Three senators on Tuesday rolled out a bill that they said would make it easier for users to leave the leading social media platforms, in a fresh sign of how Big Tech is in Washington’s crosshairs.
The ACCESS Act would require the large platforms, including Facebook and Twitter, to make their user data more portable, as well as make their services inter-operable. The bill also would allow users to designate third-party services to manage their privacy and account settings.
“As a former cell phone guy, I saw what a game-changer number portability was for that industry,” said Democratic Sen. Mark Warner of Virginia in a press release. He is sponsoring the legislation with Democratic Sen. Richard Blumenthal of Connecticut and Republican Sen. Josh Hawley of Missouri.
“By making it easier for social media users to easily move their data or to continue to communicate with their friends after switching platforms, startups will be able to compete on equal terms with the biggest social media companies,” Warner added. “And empowering trusted custodial companies to step in on behalf of users to better manage their accounts across different platforms will help balance the playing field between consumers and companies.”
The senators’ measure has drawn support from some experts, such as Nobel-winning economist Paul Romer. “We must get back to the conditions that make markets work: when consumers know what they give a firm and what they get in return,” Romer said in the lawmakers’ press release. Mandating portability will give people “a realistic option of switching to another provider,” he added. The bill’s lengthy full name is the Augmenting Compatibility and Competition by Enabling Service Switching Act.
Facebook Inc.’s FB, -3.56% third-quarter disclosure on its lobbying efforts shows that it aimed to influence lawmakers and regulators on “data portability and interoperability,” among many other issues. In a white paper released month, Facebook laid out the challenges of letting users take their data to other platforms. The company already needs to comply with new laws in California and the European Union that require that it make social-media profiles easily transferable.
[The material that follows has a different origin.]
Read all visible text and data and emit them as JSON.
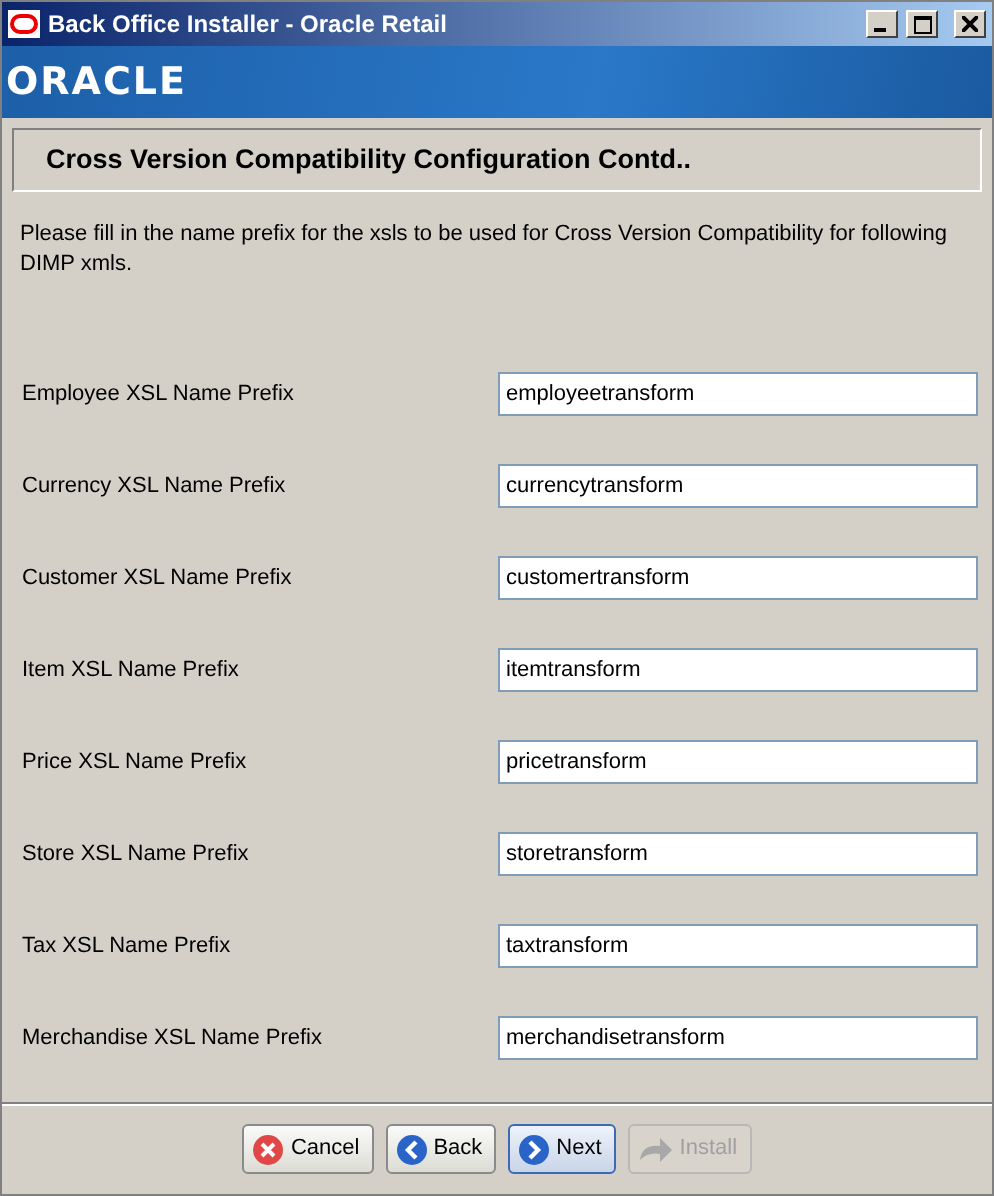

Facebook CEO Mark Zuckerberg is due to get questioned on Wednesday by the House Financial Services Committee. The House committee’s hearing is slated to focus on the Silicon Valley giant’s impact on financial services and the housing sector.